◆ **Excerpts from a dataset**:
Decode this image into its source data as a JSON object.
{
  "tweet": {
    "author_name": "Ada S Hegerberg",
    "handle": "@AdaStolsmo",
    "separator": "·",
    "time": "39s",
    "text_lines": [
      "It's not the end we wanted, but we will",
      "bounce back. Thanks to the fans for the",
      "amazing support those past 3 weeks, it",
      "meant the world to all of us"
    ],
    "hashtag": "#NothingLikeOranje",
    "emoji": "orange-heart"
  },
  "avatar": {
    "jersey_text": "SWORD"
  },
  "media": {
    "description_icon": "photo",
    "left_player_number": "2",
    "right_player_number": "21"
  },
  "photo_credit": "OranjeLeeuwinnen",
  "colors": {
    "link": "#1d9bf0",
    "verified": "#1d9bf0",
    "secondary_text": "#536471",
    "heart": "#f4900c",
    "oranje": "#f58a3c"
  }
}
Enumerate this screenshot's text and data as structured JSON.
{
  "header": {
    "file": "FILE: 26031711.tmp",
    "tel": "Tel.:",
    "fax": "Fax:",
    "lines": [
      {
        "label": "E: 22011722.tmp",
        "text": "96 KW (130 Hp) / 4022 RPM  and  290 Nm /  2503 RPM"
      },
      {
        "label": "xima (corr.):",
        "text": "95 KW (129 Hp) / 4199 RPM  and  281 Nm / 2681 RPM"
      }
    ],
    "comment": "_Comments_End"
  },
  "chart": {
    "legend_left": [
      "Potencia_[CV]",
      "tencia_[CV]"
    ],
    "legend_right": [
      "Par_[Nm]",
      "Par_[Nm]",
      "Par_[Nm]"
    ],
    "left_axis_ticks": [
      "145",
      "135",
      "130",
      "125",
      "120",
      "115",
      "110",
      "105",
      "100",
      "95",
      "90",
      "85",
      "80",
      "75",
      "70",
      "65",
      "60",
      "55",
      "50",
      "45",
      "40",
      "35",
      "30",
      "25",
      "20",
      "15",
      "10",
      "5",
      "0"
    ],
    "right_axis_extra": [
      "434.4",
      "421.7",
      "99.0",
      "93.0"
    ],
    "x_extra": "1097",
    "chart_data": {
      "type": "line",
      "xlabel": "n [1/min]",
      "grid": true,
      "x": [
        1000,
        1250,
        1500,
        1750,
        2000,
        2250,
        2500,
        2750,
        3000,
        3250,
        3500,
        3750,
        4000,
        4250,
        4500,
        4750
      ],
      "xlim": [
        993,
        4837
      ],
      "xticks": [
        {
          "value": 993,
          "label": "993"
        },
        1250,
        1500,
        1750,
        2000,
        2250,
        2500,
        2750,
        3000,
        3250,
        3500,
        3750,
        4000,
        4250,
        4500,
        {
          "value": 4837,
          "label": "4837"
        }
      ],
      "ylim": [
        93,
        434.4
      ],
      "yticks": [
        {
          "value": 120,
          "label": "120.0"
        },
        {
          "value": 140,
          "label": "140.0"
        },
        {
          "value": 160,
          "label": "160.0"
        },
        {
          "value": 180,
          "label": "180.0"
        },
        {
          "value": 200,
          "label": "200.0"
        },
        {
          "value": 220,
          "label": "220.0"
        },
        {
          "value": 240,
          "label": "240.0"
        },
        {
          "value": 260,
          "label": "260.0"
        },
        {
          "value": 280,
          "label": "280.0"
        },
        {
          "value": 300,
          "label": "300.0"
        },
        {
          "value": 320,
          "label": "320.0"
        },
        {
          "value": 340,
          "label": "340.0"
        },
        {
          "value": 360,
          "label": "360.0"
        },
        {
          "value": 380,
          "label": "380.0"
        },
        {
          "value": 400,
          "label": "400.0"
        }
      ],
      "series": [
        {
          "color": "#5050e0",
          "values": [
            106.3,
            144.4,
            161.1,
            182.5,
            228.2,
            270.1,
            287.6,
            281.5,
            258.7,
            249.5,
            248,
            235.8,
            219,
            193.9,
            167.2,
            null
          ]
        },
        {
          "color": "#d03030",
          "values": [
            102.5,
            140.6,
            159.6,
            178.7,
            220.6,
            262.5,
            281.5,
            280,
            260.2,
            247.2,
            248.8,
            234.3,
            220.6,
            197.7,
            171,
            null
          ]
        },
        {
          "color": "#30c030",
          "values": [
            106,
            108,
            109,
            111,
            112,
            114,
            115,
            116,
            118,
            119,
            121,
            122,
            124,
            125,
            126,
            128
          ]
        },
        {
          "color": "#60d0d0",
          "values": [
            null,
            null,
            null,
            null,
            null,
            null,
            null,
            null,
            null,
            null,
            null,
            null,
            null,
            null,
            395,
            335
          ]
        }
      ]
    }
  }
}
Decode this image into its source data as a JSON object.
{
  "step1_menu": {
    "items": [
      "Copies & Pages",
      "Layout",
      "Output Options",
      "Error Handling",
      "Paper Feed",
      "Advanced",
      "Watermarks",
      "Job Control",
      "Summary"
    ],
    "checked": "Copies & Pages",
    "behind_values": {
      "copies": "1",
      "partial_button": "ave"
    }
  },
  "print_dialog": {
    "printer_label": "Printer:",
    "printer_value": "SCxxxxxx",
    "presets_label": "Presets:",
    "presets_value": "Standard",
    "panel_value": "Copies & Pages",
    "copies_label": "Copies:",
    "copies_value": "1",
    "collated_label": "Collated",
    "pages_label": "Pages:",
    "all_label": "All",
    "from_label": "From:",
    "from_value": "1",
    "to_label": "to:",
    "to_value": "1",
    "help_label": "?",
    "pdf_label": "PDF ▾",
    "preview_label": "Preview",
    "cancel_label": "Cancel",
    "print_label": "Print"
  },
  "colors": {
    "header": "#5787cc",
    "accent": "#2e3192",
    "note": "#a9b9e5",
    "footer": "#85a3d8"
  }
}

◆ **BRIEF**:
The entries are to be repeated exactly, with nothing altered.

◆ **RESULT OF THE EXERCISE**:
Decode this image into its source data as a JSON object.
{
  "tweet": {
    "author_name": "Ada S Hegerberg",
    "handle": "@AdaStolsmo",
    "separator": "·",
    "time": "39s",
    "text_lines": [
      "It's not the end we wanted, but we will",
      "bounce back. Thanks to the fans for the",
      "amazing support those past 3 weeks, it",
      "meant the world to all of us"
    ],
    "hashtag": "#NothingLikeOranje",
    "emoji": "orange-heart"
  },
  "avatar": {
    "jersey_text": "SWORD"
  },
  "media": {
    "description_icon": "photo",
    "left_player_number": "2",
    "right_player_number": "21"
  },
  "photo_credit": "OranjeLeeuwinnen",
  "colors": {
    "link": "#1d9bf0",
    "verified": "#1d9bf0",
    "secondary_text": "#536471",
    "heart": "#f4900c",
    "oranje": "#f58a3c"
  }
}
Enumerate this screenshot's text and data as structured JSON.
{
  "header": {
    "file": "FILE: 26031711.tmp",
    "tel": "Tel.:",
    "fax": "Fax:",
    "lines": [
      {
        "label": "E: 22011722.tmp",
        "text": "96 KW (130 Hp) / 4022 RPM  and  290 Nm /  2503 RPM"
      },
      {
        "label": "xima (corr.):",
        "text": "95 KW (129 Hp) / 4199 RPM  and  281 Nm / 2681 RPM"
      }
    ],
    "comment": "_Comments_End"
  },
  "chart": {
    "legend_left": [
      "Potencia_[CV]",
      "tencia_[CV]"
    ],
    "legend_right": [
      "Par_[Nm]",
      "Par_[Nm]",
      "Par_[Nm]"
    ],
    "left_axis_ticks": [
      "145",
      "135",
      "130",
      "125",
      "120",
      "115",
      "110",
      "105",
      "100",
      "95",
      "90",
      "85",
      "80",
      "75",
      "70",
      "65",
      "60",
      "55",
      "50",
      "45",
      "40",
      "35",
      "30",
      "25",
      "20",
      "15",
      "10",
      "5",
      "0"
    ],
    "right_axis_extra": [
      "434.4",
      "421.7",
      "99.0",
      "93.0"
    ],
    "x_extra": "1097",
    "chart_data": {
      "type": "line",
      "xlabel": "n [1/min]",
      "grid": true,
      "x": [
        1000,
        1250,
        1500,
        1750,
        2000,
        2250,
        2500,
        2750,
        3000,
        3250,
        3500,
        3750,
        4000,
        4250,
        4500,
        4750
      ],
      "xlim": [
        993,
        4837
      ],
      "xticks": [
        {
          "value": 993,
          "label": "993"
        },
        1250,
        1500,
        1750,
        2000,
        2250,
        2500,
        2750,
        3000,
        3250,
        3500,
        3750,
        4000,
        4250,
        4500,
        {
          "value": 4837,
          "label": "4837"
        }
      ],
      "ylim": [
        93,
        434.4
      ],
      "yticks": [
        {
          "value": 120,
          "label": "120.0"
        },
        {
          "value": 140,
          "label": "140.0"
        },
        {
          "value": 160,
          "label": "160.0"
        },
        {
          "value": 180,
          "label": "180.0"
        },
        {
          "value": 200,
          "label": "200.0"
        },
        {
          "value": 220,
          "label": "220.0"
        },
        {
          "value": 240,
          "label": "240.0"
        },
        {
          "value": 260,
          "label": "260.0"
        },
        {
          "value": 280,
          "label": "280.0"
        },
        {
          "value": 300,
          "label": "300.0"
        },
        {
          "value": 320,
          "label": "320.0"
        },
        {
          "value": 340,
          "label": "340.0"
        },
        {
          "value": 360,
          "label": "360.0"
        },
        {
          "value": 380,
          "label": "380.0"
        },
        {
          "value": 400,
          "label": "400.0"
        }
      ],
      "series": [
        {
          "color": "#5050e0",
          "values": [
            106.3,
            144.4,
            161.1,
            182.5,
            228.2,
            270.1,
            287.6,
            281.5,
            258.7,
            249.5,
            248,
            235.8,
            219,
            193.9,
            167.2,
            null
          ]
        },
        {
          "color": "#d03030",
          "values": [
            102.5,
            140.6,
            159.6,
            178.7,
            220.6,
            262.5,
            281.5,
            280,
            260.2,
            247.2,
            248.8,
            234.3,
            220.6,
            197.7,
            171,
            null
          ]
        },
        {
          "color": "#30c030",
          "values": [
            106,
            108,
            109,
            111,
            112,
            114,
            115,
            116,
            118,
            119,
            121,
            122,
            124,
            125,
            126,
            128
          ]
        },
        {
          "color": "#60d0d0",
          "values": [
            null,
            null,
            null,
            null,
            null,
            null,
            null,
            null,
            null,
            null,
            null,
            null,
            null,
            null,
            395,
            335
          ]
        }
      ]
    }
  }
}
Decode this image into its source data as a JSON object.
{
  "step1_menu": {
    "items": [
      "Copies & Pages",
      "Layout",
      "Output Options",
      "Error Handling",
      "Paper Feed",
      "Advanced",
      "Watermarks",
      "Job Control",
      "Summary"
    ],
    "checked": "Copies & Pages",
    "behind_values": {
      "copies": "1",
      "partial_button": "ave"
    }
  },
  "print_dialog": {
    "printer_label": "Printer:",
    "printer_value": "SCxxxxxx",
    "presets_label": "Presets:",
    "presets_value": "Standard",
    "panel_value": "Copies & Pages",
    "copies_label": "Copies:",
    "copies_value": "1",
    "collated_label": "Collated",
    "pages_label": "Pages:",
    "all_label": "All",
    "from_label": "From:",
    "from_value": "1",
    "to_label": "to:",
    "to_value": "1",
    "help_label": "?",
    "pdf_label": "PDF ▾",
    "preview_label": "Preview",
    "cancel_label": "Cancel",
    "print_label": "Print"
  },
  "colors": {
    "header": "#5787cc",
    "accent": "#2e3192",
    "note": "#a9b9e5",
    "footer": "#85a3d8"
  }
}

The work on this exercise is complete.